### DIRECTIONS FOR THIS TASK
Wherever the string "they" shows up in the material below, copy that line.

### RECORDS SUPPLIED
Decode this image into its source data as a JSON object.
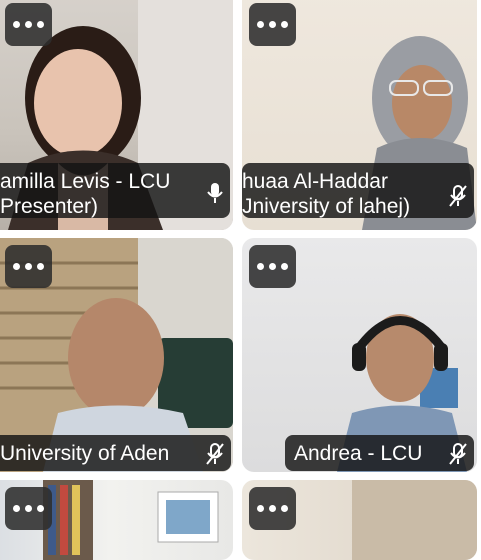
{
  "tiles": [
    {
      "id": "t1",
      "name_line1": "amilla Levis - LCU",
      "name_line2": "Presenter)",
      "mic": "mic-on-icon"
    },
    {
      "id": "t2",
      "name_line1": "huaa Al-Haddar",
      "name_line2": "Jniversity of lahej)",
      "mic": "mic-muted-icon"
    },
    {
      "id": "t3",
      "name_line1": "University of Aden",
      "mic": "mic-muted-icon"
    },
    {
      "id": "t4",
      "name_line1": "Andrea - LCU",
      "mic": "mic-muted-icon"
    },
    {
      "id": "t5"
    },
    {
      "id": "t6"
    }
  ],
  "icons": {
    "more": "more-options-icon"
  }
}
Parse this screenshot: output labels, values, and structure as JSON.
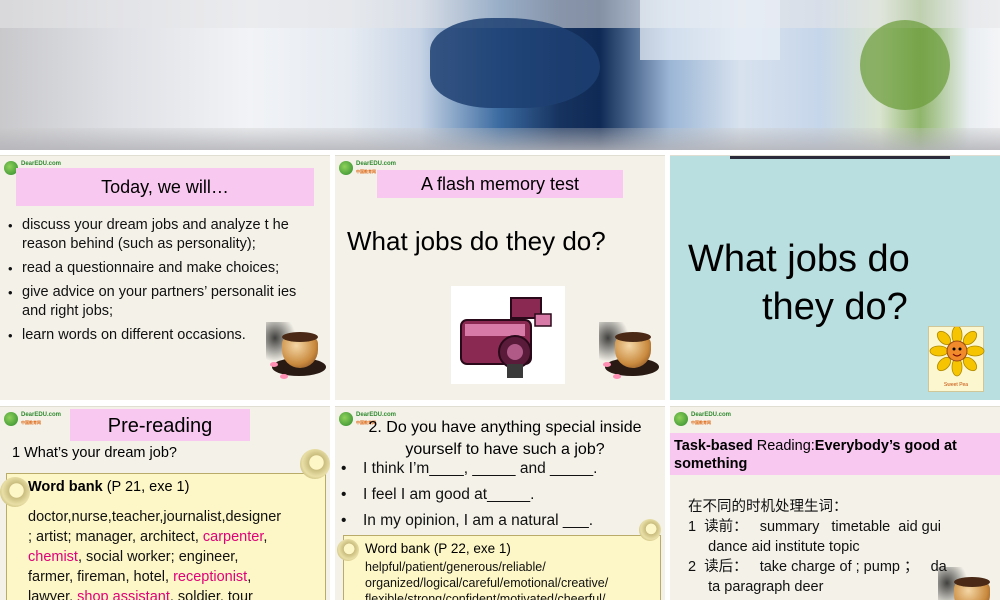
{
  "panel1": {
    "title": "Today, we will…",
    "items": [
      "discuss your dream jobs and analyze t he reason behind (such as personality);",
      "read a questionnaire and make choices;",
      "give advice on your partners’ personalit ies and right jobs;",
      "learn words on different occasions."
    ]
  },
  "panel2": {
    "title": "A flash memory test",
    "question": "What jobs do they do?",
    "image": "camera-clipart"
  },
  "panel3": {
    "line1": "What jobs do",
    "line2": "they do?",
    "image": "sunflower-clipart",
    "image_caption": "Sweet Pea"
  },
  "panel4": {
    "title": "Pre-reading",
    "question": "1  What’s your dream job?",
    "wordbank_label": "Word bank",
    "wordbank_ref": "(P 21, exe 1)",
    "words_line1": "doctor,nurse,teacher,journalist,designer",
    "words_line2a": "; artist; manager, architect,  ",
    "words_carpenter": "carpenter",
    "words_line2b": ",",
    "words_chemist": "chemist",
    "words_line3": ", social worker; engineer,",
    "words_line4a": "farmer, fireman, hotel, ",
    "words_receptionist": "receptionist",
    "words_line4b": ",",
    "words_line5a": "lawyer,  ",
    "words_shop": "shop assistant",
    "words_line5b": ", soldier, tour"
  },
  "panel5": {
    "question": "2.  Do you have anything special inside yourself to have such a job?",
    "items": [
      "I think I’m____, _____ and _____.",
      "I feel I am good at_____.",
      "In my opinion, I am a natural ___."
    ],
    "wordbank_label": "Word bank",
    "wordbank_ref": "(P 22, exe 1)",
    "words": "helpful/patient/generous/reliable/ organized/logical/careful/emotional/creative/ flexible/strong/confident/motivated/cheerful/"
  },
  "panel6": {
    "tb_prefix": "Task-based ",
    "tb_mid": "Reading:",
    "tb_bold": "Everybody’s good at something",
    "line1": "在不同的时机处理生词：",
    "line2": "1  读前：   summary   timetable  aid gui",
    "line3": "     dance aid institute topic",
    "line4": "2  读后：   take charge of ; pump ；   da",
    "line5": "     ta paragraph deer"
  },
  "colors": {
    "title_box": "#f8c8f0",
    "panel_bg": "#f3f1e8",
    "panel3_bg": "#b9dfe0",
    "highlight": "#e0007a",
    "scroll": "#fdf6c6"
  }
}
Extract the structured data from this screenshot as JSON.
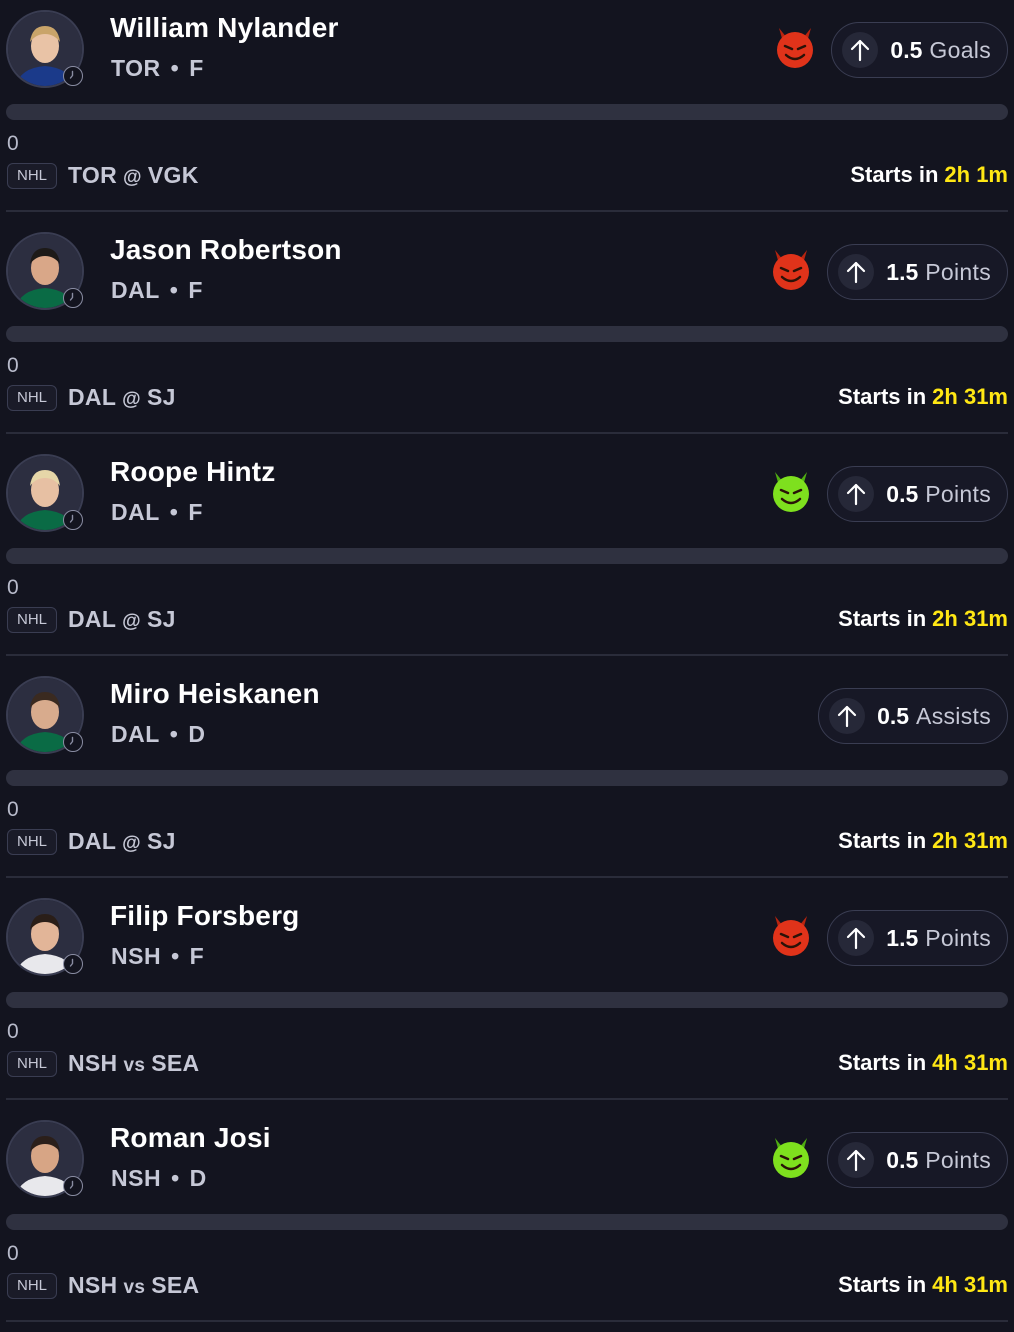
{
  "colors": {
    "background": "#13141f",
    "accent_time": "#ffe714",
    "demon_red": "#e0331a",
    "demon_green": "#7ee01e"
  },
  "items": [
    {
      "player": "William Nylander",
      "team": "TOR",
      "position": "F",
      "line": "0.5",
      "stat": "Goals",
      "direction": "over",
      "emoji": "red-demon-icon",
      "progress": 0,
      "count": "0",
      "league": "NHL",
      "home": "TOR",
      "sep": "@",
      "away": "VGK",
      "starts_label": "Starts in",
      "time": "2h 1m"
    },
    {
      "player": "Jason Robertson",
      "team": "DAL",
      "position": "F",
      "line": "1.5",
      "stat": "Points",
      "direction": "over",
      "emoji": "red-demon-icon",
      "progress": 0,
      "count": "0",
      "league": "NHL",
      "home": "DAL",
      "sep": "@",
      "away": "SJ",
      "starts_label": "Starts in",
      "time": "2h 31m"
    },
    {
      "player": "Roope Hintz",
      "team": "DAL",
      "position": "F",
      "line": "0.5",
      "stat": "Points",
      "direction": "over",
      "emoji": "green-demon-icon",
      "progress": 0,
      "count": "0",
      "league": "NHL",
      "home": "DAL",
      "sep": "@",
      "away": "SJ",
      "starts_label": "Starts in",
      "time": "2h 31m"
    },
    {
      "player": "Miro Heiskanen",
      "team": "DAL",
      "position": "D",
      "line": "0.5",
      "stat": "Assists",
      "direction": "over",
      "emoji": "",
      "progress": 0,
      "count": "0",
      "league": "NHL",
      "home": "DAL",
      "sep": "@",
      "away": "SJ",
      "starts_label": "Starts in",
      "time": "2h 31m"
    },
    {
      "player": "Filip Forsberg",
      "team": "NSH",
      "position": "F",
      "line": "1.5",
      "stat": "Points",
      "direction": "over",
      "emoji": "red-demon-icon",
      "progress": 0,
      "count": "0",
      "league": "NHL",
      "home": "NSH",
      "sep": "vs",
      "away": "SEA",
      "starts_label": "Starts in",
      "time": "4h 31m"
    },
    {
      "player": "Roman Josi",
      "team": "NSH",
      "position": "D",
      "line": "0.5",
      "stat": "Points",
      "direction": "over",
      "emoji": "green-demon-icon",
      "progress": 0,
      "count": "0",
      "league": "NHL",
      "home": "NSH",
      "sep": "vs",
      "away": "SEA",
      "starts_label": "Starts in",
      "time": "4h 31m"
    }
  ]
}
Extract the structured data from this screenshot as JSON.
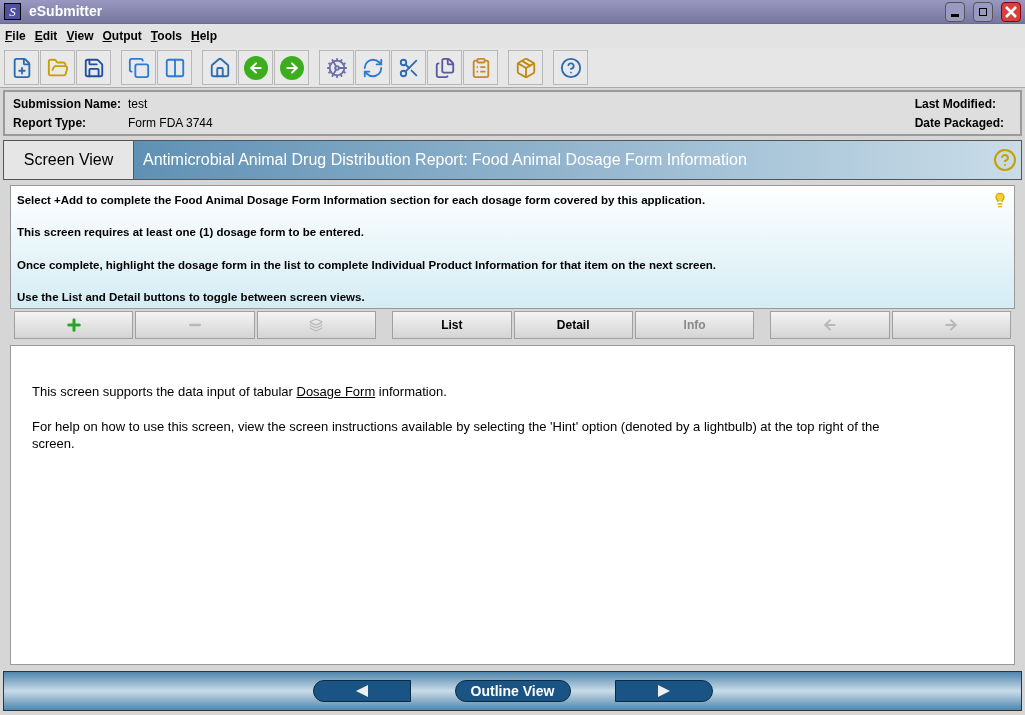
{
  "window": {
    "logo": "S",
    "title": "eSubmitter"
  },
  "menu": [
    "File",
    "Edit",
    "View",
    "Output",
    "Tools",
    "Help"
  ],
  "submission": {
    "name_label": "Submission Name:",
    "name_value": "test",
    "type_label": "Report Type:",
    "type_value": "Form FDA 3744",
    "modified_label": "Last Modified:",
    "packaged_label": "Date Packaged:"
  },
  "header": {
    "view_label": "Screen View",
    "title": "Antimicrobial Animal Drug Distribution Report: Food Animal Dosage Form Information"
  },
  "hints": [
    "Select +Add to complete the Food Animal Dosage Form Information section for each dosage form covered by this application.",
    "This screen requires at least one (1) dosage form to be entered.",
    "Once complete, highlight the dosage form in the list to complete Individual Product Information for that item on the next screen.",
    "Use the List and Detail buttons to toggle between screen views."
  ],
  "actions": [
    {
      "kind": "add",
      "disabled": false
    },
    {
      "kind": "remove",
      "disabled": true
    },
    {
      "kind": "copy",
      "disabled": true
    },
    {
      "kind": "text",
      "label": "List",
      "disabled": false
    },
    {
      "kind": "text",
      "label": "Detail",
      "disabled": false
    },
    {
      "kind": "text",
      "label": "Info",
      "disabled": true
    },
    {
      "kind": "prev",
      "disabled": true
    },
    {
      "kind": "next",
      "disabled": true
    }
  ],
  "content": {
    "intro_before": "This screen supports the data input of tabular ",
    "intro_link": "Dosage Form",
    "intro_after": " information.",
    "help": "For help on how to use this screen, view the screen instructions available by selecting the 'Hint' option (denoted by a lightbulb) at the top right of the screen."
  },
  "footer": {
    "outline_label": "Outline View"
  }
}
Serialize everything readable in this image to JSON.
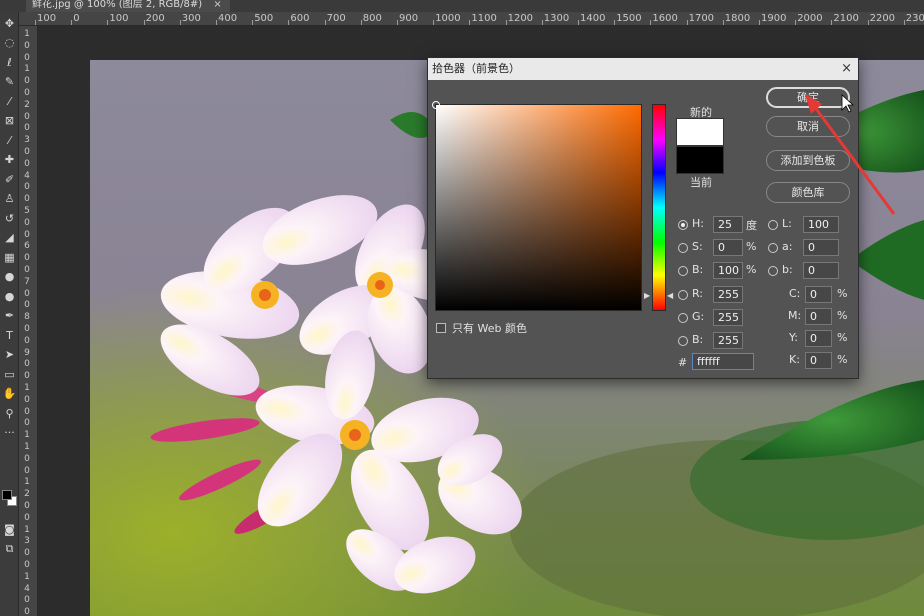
{
  "doc_tab": {
    "title": "鲜花.jpg @ 100% (图层 2, RGB/8#)",
    "close": "×"
  },
  "toolbar": {
    "tools": [
      {
        "name": "move-tool",
        "glyph": "✥"
      },
      {
        "name": "marquee-tool",
        "glyph": "◌"
      },
      {
        "name": "lasso-tool",
        "glyph": "ℓ"
      },
      {
        "name": "quick-select-tool",
        "glyph": "✎"
      },
      {
        "name": "magic-wand-tool",
        "glyph": "⁄"
      },
      {
        "name": "crop-tool",
        "glyph": "⊠"
      },
      {
        "name": "eyedropper-tool",
        "glyph": "⁄"
      },
      {
        "name": "spot-healing-tool",
        "glyph": "✚"
      },
      {
        "name": "brush-tool",
        "glyph": "✐"
      },
      {
        "name": "clone-stamp-tool",
        "glyph": "♙"
      },
      {
        "name": "history-brush-tool",
        "glyph": "↺"
      },
      {
        "name": "eraser-tool",
        "glyph": "◢"
      },
      {
        "name": "gradient-tool",
        "glyph": "▦"
      },
      {
        "name": "blur-tool",
        "glyph": "●"
      },
      {
        "name": "dodge-tool",
        "glyph": "●"
      },
      {
        "name": "pen-tool",
        "glyph": "✒"
      },
      {
        "name": "type-tool",
        "glyph": "T"
      },
      {
        "name": "path-select-tool",
        "glyph": "➤"
      },
      {
        "name": "shape-tool",
        "glyph": "▭"
      },
      {
        "name": "hand-tool",
        "glyph": "✋"
      },
      {
        "name": "zoom-tool",
        "glyph": "⚲"
      },
      {
        "name": "more-tools",
        "glyph": "···"
      }
    ],
    "foreground": "#000000",
    "background": "#ffffff"
  },
  "ruler_top": {
    "labels": [
      "100",
      "0",
      "100",
      "200",
      "300",
      "400",
      "500",
      "600",
      "700",
      "800",
      "900",
      "1000",
      "1100",
      "1200",
      "1300",
      "1400",
      "1500",
      "1600",
      "1700",
      "1800",
      "1900",
      "2000",
      "2100",
      "2200",
      "2300"
    ]
  },
  "ruler_left": {
    "labels": [
      "1",
      "0",
      "0",
      "1",
      "0",
      "0",
      "2",
      "0",
      "0",
      "3",
      "0",
      "0",
      "4",
      "0",
      "0",
      "5",
      "0",
      "0",
      "6",
      "0",
      "0",
      "7",
      "0",
      "0",
      "8",
      "0",
      "0",
      "9",
      "0",
      "0",
      "1",
      "0",
      "0",
      "0",
      "1",
      "1",
      "0",
      "0",
      "1",
      "2",
      "0",
      "0",
      "1",
      "3",
      "0",
      "0",
      "1",
      "4",
      "0",
      "0"
    ]
  },
  "dialog": {
    "title": "拾色器（前景色）",
    "close": "×",
    "new_label": "新的",
    "current_label": "当前",
    "new_color": "#ffffff",
    "current_color": "#000000",
    "web_only_label": "只有 Web 颜色",
    "buttons": {
      "ok": "确定",
      "cancel": "取消",
      "add_swatch": "添加到色板",
      "color_library": "颜色库"
    },
    "hsb": [
      {
        "label": "H:",
        "value": "25",
        "unit": "度",
        "selected": true
      },
      {
        "label": "S:",
        "value": "0",
        "unit": "%",
        "selected": false
      },
      {
        "label": "B:",
        "value": "100",
        "unit": "%",
        "selected": false
      }
    ],
    "rgb": [
      {
        "label": "R:",
        "value": "255",
        "selected": false
      },
      {
        "label": "G:",
        "value": "255",
        "selected": false
      },
      {
        "label": "B:",
        "value": "255",
        "selected": false
      }
    ],
    "lab": [
      {
        "label": "L:",
        "value": "100",
        "selected": false
      },
      {
        "label": "a:",
        "value": "0",
        "selected": false
      },
      {
        "label": "b:",
        "value": "0",
        "selected": false
      }
    ],
    "cmyk": [
      {
        "label": "C:",
        "value": "0",
        "unit": "%"
      },
      {
        "label": "M:",
        "value": "0",
        "unit": "%"
      },
      {
        "label": "Y:",
        "value": "0",
        "unit": "%"
      },
      {
        "label": "K:",
        "value": "0",
        "unit": "%"
      }
    ],
    "hex_label": "#",
    "hex_value": "ffffff"
  },
  "colors": {
    "accent_arrow": "#e53935"
  }
}
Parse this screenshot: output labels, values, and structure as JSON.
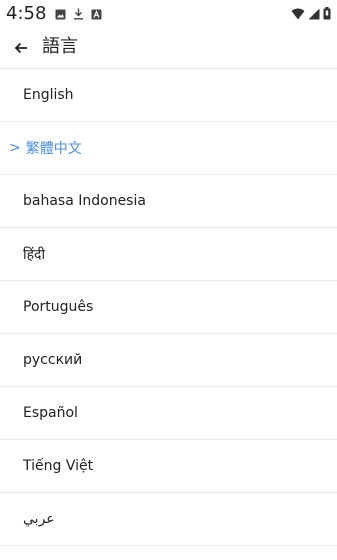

### TASK RESULT
    "question": "What jobs do they do?",
    "line2": "they do?",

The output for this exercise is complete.